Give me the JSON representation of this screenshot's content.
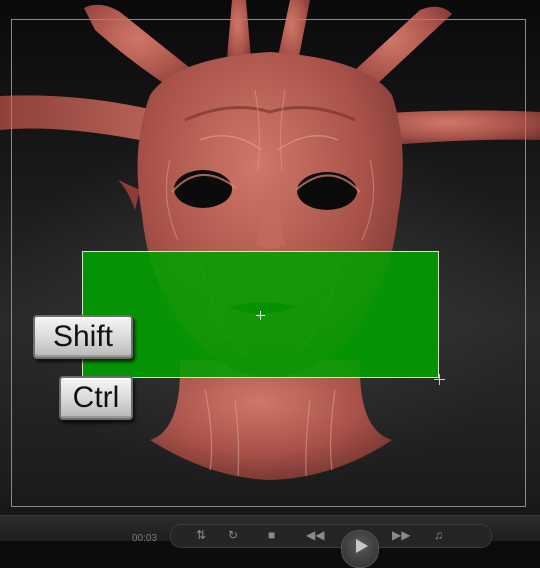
{
  "modifier_keys": {
    "shift_label": "Shift",
    "ctrl_label": "Ctrl"
  },
  "player": {
    "time": "00:03"
  },
  "colors": {
    "mask_selection": "#00a000",
    "sculpt_surface": "#b65a4e",
    "key_face": "#e0e0e0"
  },
  "icons": {
    "rewind": "rewind-icon",
    "play": "play-icon",
    "forward": "fast-forward-icon",
    "volume": "volume-icon",
    "stop": "stop-icon"
  }
}
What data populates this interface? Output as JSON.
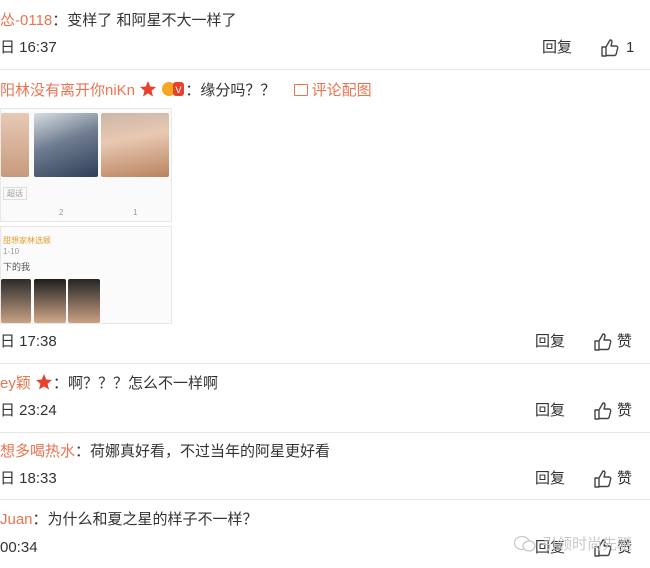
{
  "actions": {
    "reply_label": "回复",
    "like_label": "赞"
  },
  "comments": [
    {
      "user": "怂-0118",
      "sep": "：",
      "text": "变样了  和阿星不大一样了",
      "time": "日 16:37",
      "reply": "回复",
      "likes": "1"
    },
    {
      "user": "阳林没有离开你niKn",
      "sep": "：",
      "text": "缘分吗？？",
      "pic_link": "评论配图",
      "time": "日 17:38",
      "reply": "回复",
      "likes": "赞",
      "embedded": {
        "tag": "超话",
        "counts": [
          "2",
          "1"
        ],
        "card2_name": "甜想家林选颖",
        "card2_meta": "1-10",
        "card2_caption": "下的我"
      }
    },
    {
      "user": "ey颖",
      "sep": "：",
      "text": "啊？？？怎么不一样啊",
      "time": "日 23:24",
      "reply": "回复",
      "likes": "赞"
    },
    {
      "user": "想多喝热水",
      "sep": "：",
      "text": "荷娜真好看，不过当年的阿星更好看",
      "time": "日 18:33",
      "reply": "回复",
      "likes": "赞"
    },
    {
      "user": "Juan",
      "sep": "：",
      "text": "为什么和夏之星的样子不一样？",
      "time": "00:34",
      "reply": "回复",
      "likes": "赞"
    }
  ],
  "watermark": "引领时尚先驱",
  "colors": {
    "username": "#eb7350",
    "divider": "#e6e6e6",
    "text": "#333333"
  }
}
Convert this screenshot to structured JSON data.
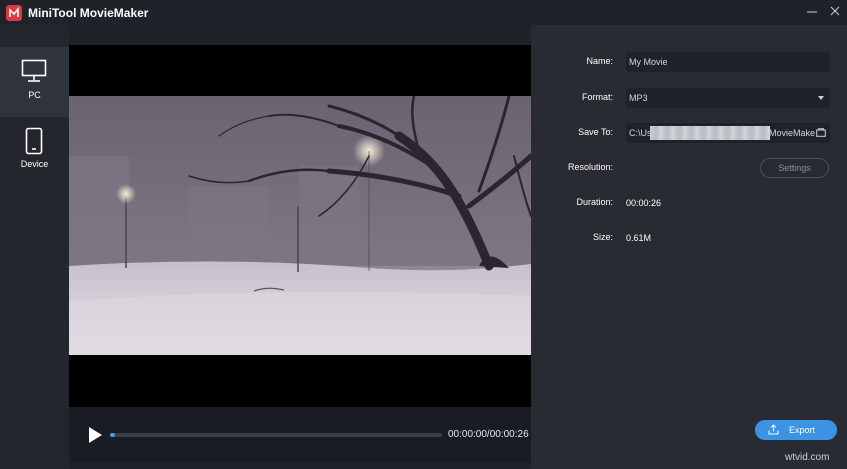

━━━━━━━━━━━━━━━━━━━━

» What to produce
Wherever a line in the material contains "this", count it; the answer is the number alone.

» Task result
3